O is for Outline: a general sketch, account, or report, indicating only the main features, as of a book, subject, or project. (Dictionary.com)
There are two camps, if you will, two trains of thought in the writing world. One—of which I am not a member—is the pantsters. These are the folks who write organically, by the very seat of their pants. They might have a general idea of the plot and characters and where they want them to go, but then again, maybe not. They don’t plan. They just write. There’s no map, only a seed of an idea that they allow to germinate, sprout, grow, and flower. When I was stuck on where to start one of my WIPs, I couldn’t even figure out where to begin an outline. So a friend suggested I just write what I knew at that point, to get it down on paper, so to speak, in hopes it would generate a flow. I did just that, and it really helped. Better yet, I found it liberating.
Still, I am staunchly of the other camp. I am a plotter, a narrative outliner. I first jot down notes in my iPhone as they come to me, but eventually everything is written longhand in a spiral notebook. My notes are pretty complete, only missing descriptions and dialogue. From there, it’s easy for me to just read along in my notes and expand while I type away on my computer.

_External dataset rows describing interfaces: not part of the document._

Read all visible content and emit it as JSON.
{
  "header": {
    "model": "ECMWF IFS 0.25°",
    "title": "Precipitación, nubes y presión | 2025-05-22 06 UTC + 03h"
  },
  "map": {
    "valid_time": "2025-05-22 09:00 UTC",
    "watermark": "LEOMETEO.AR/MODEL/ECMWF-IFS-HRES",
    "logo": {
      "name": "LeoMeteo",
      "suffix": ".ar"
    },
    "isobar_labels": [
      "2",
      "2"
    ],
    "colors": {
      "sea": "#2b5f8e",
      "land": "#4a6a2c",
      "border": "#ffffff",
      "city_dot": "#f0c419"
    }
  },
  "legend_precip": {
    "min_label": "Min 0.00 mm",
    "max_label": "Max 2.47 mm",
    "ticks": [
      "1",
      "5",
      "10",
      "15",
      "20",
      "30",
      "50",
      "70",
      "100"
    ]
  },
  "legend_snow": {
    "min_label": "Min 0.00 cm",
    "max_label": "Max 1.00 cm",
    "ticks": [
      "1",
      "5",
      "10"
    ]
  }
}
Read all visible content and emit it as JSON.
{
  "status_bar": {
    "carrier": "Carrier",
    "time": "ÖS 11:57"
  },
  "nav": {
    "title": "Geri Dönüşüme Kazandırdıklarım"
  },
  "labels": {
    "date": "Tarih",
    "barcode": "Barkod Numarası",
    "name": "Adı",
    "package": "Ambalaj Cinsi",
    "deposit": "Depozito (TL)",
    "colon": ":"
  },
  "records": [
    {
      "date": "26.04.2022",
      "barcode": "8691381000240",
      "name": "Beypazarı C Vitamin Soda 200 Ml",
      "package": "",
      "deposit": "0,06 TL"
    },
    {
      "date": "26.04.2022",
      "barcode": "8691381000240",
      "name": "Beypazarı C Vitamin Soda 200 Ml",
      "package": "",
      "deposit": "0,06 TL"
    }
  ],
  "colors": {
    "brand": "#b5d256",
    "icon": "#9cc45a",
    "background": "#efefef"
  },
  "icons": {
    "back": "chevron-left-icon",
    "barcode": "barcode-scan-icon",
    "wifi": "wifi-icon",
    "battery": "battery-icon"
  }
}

Some outliners write a mini synopsis, cover blurb, or summary statement to get started. Some use index cards, others the headlight system, in which they have an idea but can see only as far their “headlights.” Then they “drive” to that point and see a little farther. Still others generate ideas for scenes and chapters by asking themselves questions: What’s at stake? How will the protagonist react? What will happen when he does? Do I need more characters?
There are as many ways to plot and write a novel as there are writers who write them. While I prefer to outline, so I know exactly where I’m going, I still write in the moment, meaning I write whatever comes into my head at that moment. So while I am a plotter, I use many of the freebird pantster techniques, as well.
What type of writer are you? Have you ever tried doing it the other way?